● Work task
With the pictures excluded, retype the records that follow exactly.

(Beginning of Data for this task)

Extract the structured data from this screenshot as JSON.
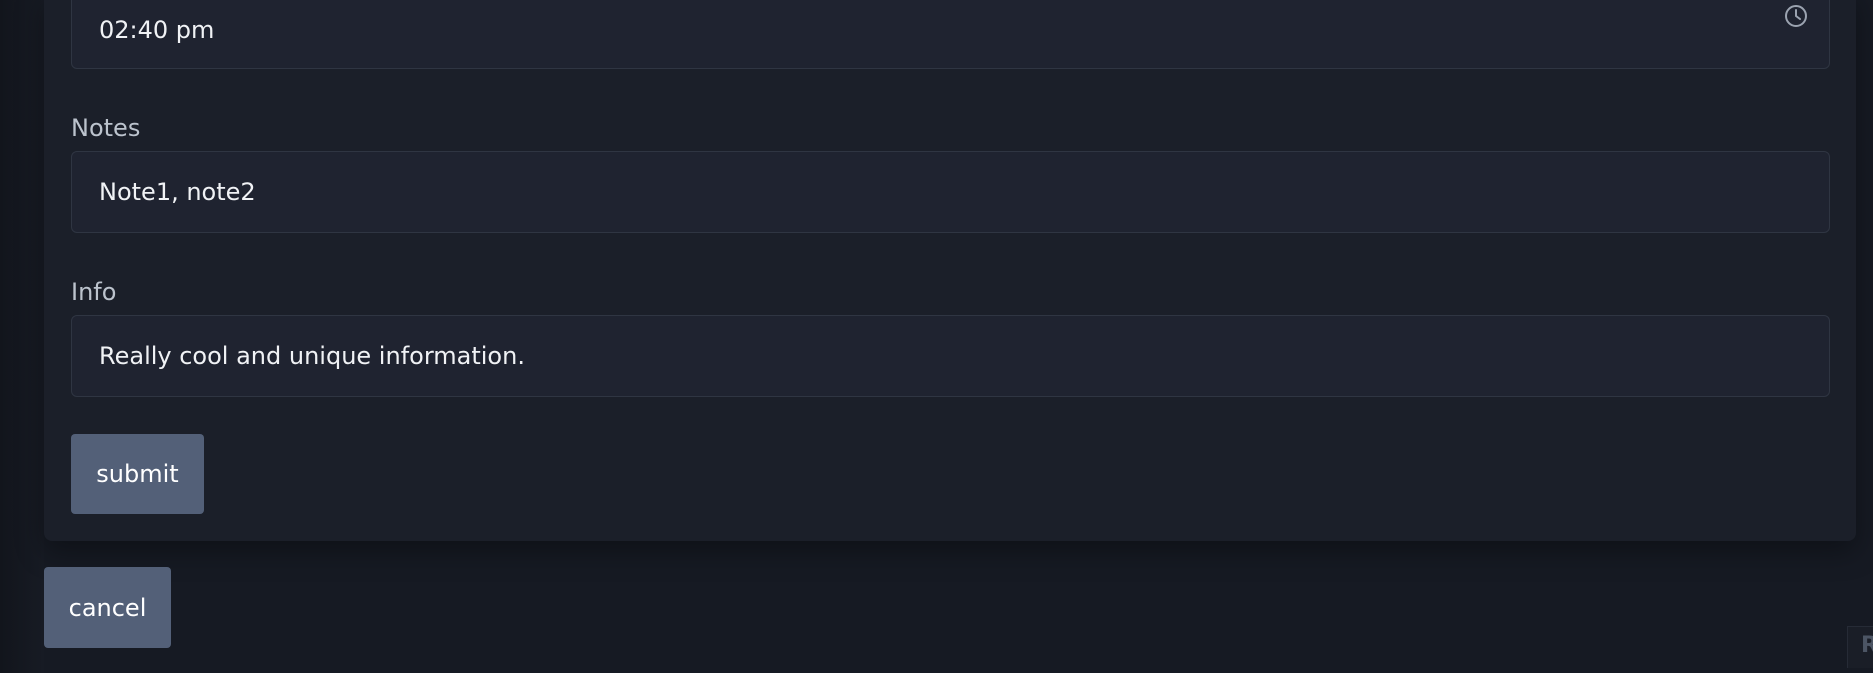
{
  "form": {
    "time_value": "02:40 pm",
    "time_icon": "clock-icon",
    "notes_label": "Notes",
    "notes_value": "Note1, note2",
    "info_label": "Info",
    "info_value": "Really cool and unique information.",
    "submit_label": "submit"
  },
  "footer": {
    "cancel_label": "cancel",
    "corner_fragment": "R"
  },
  "colors": {
    "page_background": "#161a23",
    "card_background": "#1b1f29",
    "input_background": "#1f2330",
    "input_border": "#2f3542",
    "button_background": "#536078"
  }
}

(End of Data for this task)

● Task solution
Extract the structured data from this screenshot as JSON.
{
  "form": {
    "time_value": "02:40 pm",
    "time_icon": "clock-icon",
    "notes_label": "Notes",
    "notes_value": "Note1, note2",
    "info_label": "Info",
    "info_value": "Really cool and unique information.",
    "submit_label": "submit"
  },
  "footer": {
    "cancel_label": "cancel",
    "corner_fragment": "R"
  },
  "colors": {
    "page_background": "#161a23",
    "card_background": "#1b1f29",
    "input_background": "#1f2330",
    "input_border": "#2f3542",
    "button_background": "#536078"
  }
}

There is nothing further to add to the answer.